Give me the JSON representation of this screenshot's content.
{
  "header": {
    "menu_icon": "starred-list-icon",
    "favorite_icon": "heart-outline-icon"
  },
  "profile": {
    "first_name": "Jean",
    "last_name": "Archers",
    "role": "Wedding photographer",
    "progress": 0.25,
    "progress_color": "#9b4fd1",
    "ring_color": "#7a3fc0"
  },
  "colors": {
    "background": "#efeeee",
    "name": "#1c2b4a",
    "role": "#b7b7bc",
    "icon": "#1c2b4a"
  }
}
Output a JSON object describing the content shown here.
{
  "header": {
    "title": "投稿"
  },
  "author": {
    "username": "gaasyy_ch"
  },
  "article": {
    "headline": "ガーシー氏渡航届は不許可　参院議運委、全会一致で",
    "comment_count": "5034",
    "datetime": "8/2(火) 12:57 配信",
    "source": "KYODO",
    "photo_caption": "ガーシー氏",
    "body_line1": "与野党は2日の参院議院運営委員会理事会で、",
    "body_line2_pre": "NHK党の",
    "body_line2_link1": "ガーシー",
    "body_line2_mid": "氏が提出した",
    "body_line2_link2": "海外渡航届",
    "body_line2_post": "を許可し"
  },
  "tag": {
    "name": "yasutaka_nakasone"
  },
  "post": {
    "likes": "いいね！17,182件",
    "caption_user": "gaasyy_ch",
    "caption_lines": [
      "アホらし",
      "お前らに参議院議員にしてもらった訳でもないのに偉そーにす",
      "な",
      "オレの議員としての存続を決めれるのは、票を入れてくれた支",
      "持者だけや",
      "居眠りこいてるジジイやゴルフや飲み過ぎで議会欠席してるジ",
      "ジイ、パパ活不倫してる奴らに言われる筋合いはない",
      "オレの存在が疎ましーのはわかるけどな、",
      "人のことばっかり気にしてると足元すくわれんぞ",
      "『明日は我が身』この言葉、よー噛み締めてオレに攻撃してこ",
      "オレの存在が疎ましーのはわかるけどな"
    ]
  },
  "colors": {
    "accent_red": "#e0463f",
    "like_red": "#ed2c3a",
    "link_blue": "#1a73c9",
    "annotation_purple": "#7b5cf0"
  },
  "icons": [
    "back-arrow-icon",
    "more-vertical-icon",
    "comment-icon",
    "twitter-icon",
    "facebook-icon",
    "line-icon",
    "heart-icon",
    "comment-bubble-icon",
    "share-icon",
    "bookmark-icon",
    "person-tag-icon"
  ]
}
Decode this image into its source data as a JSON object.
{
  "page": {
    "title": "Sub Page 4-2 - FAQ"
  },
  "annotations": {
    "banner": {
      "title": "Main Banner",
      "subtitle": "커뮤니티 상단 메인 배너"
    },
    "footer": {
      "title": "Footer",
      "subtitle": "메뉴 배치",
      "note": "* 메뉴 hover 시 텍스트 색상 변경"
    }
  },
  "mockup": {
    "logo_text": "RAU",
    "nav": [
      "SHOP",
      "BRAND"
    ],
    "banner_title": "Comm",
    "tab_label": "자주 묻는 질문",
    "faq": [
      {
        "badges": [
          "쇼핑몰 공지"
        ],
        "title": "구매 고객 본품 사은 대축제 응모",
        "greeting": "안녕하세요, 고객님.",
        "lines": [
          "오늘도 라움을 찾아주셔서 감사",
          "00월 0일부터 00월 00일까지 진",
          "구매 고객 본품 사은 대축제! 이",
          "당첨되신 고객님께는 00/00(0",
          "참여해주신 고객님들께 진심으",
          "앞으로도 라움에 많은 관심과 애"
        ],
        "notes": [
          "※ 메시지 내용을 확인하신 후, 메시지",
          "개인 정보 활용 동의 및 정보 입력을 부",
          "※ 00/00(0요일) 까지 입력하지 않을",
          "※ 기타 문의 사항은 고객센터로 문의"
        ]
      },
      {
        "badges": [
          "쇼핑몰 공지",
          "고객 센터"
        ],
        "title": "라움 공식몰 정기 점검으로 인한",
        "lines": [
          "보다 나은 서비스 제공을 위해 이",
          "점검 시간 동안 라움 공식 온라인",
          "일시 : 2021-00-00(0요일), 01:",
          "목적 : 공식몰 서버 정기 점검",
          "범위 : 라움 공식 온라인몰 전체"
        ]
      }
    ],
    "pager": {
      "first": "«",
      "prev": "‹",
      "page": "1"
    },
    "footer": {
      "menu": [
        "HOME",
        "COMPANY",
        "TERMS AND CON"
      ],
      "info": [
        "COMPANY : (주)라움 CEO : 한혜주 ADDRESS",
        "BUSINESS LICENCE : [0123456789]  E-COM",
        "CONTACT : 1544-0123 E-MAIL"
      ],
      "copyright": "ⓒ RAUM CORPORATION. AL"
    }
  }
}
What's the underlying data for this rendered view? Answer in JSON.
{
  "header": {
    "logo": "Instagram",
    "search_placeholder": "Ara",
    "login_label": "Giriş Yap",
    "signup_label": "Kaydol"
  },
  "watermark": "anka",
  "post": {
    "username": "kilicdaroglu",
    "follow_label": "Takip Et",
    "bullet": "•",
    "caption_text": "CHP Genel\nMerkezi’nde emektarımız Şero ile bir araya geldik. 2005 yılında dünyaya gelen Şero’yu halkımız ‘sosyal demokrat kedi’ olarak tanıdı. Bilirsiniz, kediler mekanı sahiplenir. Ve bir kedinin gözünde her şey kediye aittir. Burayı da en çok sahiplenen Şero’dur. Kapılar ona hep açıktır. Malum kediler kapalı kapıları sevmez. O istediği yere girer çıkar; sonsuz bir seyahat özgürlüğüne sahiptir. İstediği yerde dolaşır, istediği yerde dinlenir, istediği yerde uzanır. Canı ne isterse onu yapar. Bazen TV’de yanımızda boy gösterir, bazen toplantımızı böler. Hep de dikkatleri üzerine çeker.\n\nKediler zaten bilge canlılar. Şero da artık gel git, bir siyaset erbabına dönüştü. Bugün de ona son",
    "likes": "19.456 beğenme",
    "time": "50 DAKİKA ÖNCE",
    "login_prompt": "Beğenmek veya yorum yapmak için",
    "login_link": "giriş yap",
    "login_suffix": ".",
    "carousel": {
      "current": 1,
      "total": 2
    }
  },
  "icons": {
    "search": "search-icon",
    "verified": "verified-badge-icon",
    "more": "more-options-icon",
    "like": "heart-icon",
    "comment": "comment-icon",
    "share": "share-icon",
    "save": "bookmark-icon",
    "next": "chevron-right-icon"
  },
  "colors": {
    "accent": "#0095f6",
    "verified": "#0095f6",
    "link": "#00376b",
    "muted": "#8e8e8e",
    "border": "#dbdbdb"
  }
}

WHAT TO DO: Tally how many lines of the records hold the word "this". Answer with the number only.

YOUR RESPONSE: 3